[TASK GOAL] Retype the entries in full, exactly.

'''

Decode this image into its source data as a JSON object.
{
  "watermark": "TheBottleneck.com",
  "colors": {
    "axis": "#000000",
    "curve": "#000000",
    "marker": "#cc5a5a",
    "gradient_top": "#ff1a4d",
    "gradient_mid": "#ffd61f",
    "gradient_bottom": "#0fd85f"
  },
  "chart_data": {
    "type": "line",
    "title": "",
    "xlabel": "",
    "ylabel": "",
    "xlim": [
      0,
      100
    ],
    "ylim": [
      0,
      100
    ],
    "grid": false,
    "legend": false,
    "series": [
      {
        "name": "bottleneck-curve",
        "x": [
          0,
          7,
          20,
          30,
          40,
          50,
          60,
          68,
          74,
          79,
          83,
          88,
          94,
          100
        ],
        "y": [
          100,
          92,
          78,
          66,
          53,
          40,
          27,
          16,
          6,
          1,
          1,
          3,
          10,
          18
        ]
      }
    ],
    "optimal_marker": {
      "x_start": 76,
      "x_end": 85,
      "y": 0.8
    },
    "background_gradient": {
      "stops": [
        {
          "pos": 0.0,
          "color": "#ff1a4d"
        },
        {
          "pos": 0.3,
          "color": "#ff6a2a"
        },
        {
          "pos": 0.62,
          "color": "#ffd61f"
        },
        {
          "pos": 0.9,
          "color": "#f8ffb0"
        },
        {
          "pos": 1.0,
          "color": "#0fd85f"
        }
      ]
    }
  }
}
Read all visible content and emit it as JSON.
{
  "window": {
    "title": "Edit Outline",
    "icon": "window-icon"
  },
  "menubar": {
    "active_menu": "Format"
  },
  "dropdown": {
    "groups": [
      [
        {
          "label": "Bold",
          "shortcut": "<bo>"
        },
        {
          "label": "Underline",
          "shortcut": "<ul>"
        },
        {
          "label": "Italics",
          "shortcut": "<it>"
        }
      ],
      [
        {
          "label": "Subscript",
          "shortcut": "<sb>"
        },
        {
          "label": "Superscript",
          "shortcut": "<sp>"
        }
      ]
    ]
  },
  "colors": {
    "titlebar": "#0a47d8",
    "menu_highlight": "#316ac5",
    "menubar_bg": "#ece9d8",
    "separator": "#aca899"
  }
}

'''

[WRITTEN RESPONSE]
Decode this image into its source data as a JSON object.
{
  "watermark": "TheBottleneck.com",
  "colors": {
    "axis": "#000000",
    "curve": "#000000",
    "marker": "#cc5a5a",
    "gradient_top": "#ff1a4d",
    "gradient_mid": "#ffd61f",
    "gradient_bottom": "#0fd85f"
  },
  "chart_data": {
    "type": "line",
    "title": "",
    "xlabel": "",
    "ylabel": "",
    "xlim": [
      0,
      100
    ],
    "ylim": [
      0,
      100
    ],
    "grid": false,
    "legend": false,
    "series": [
      {
        "name": "bottleneck-curve",
        "x": [
          0,
          7,
          20,
          30,
          40,
          50,
          60,
          68,
          74,
          79,
          83,
          88,
          94,
          100
        ],
        "y": [
          100,
          92,
          78,
          66,
          53,
          40,
          27,
          16,
          6,
          1,
          1,
          3,
          10,
          18
        ]
      }
    ],
    "optimal_marker": {
      "x_start": 76,
      "x_end": 85,
      "y": 0.8
    },
    "background_gradient": {
      "stops": [
        {
          "pos": 0.0,
          "color": "#ff1a4d"
        },
        {
          "pos": 0.3,
          "color": "#ff6a2a"
        },
        {
          "pos": 0.62,
          "color": "#ffd61f"
        },
        {
          "pos": 0.9,
          "color": "#f8ffb0"
        },
        {
          "pos": 1.0,
          "color": "#0fd85f"
        }
      ]
    }
  }
}
Read all visible content and emit it as JSON.
{
  "window": {
    "title": "Edit Outline",
    "icon": "window-icon"
  },
  "menubar": {
    "active_menu": "Format"
  },
  "dropdown": {
    "groups": [
      [
        {
          "label": "Bold",
          "shortcut": "<bo>"
        },
        {
          "label": "Underline",
          "shortcut": "<ul>"
        },
        {
          "label": "Italics",
          "shortcut": "<it>"
        }
      ],
      [
        {
          "label": "Subscript",
          "shortcut": "<sb>"
        },
        {
          "label": "Superscript",
          "shortcut": "<sp>"
        }
      ]
    ]
  },
  "colors": {
    "titlebar": "#0a47d8",
    "menu_highlight": "#316ac5",
    "menubar_bg": "#ece9d8",
    "separator": "#aca899"
  }
}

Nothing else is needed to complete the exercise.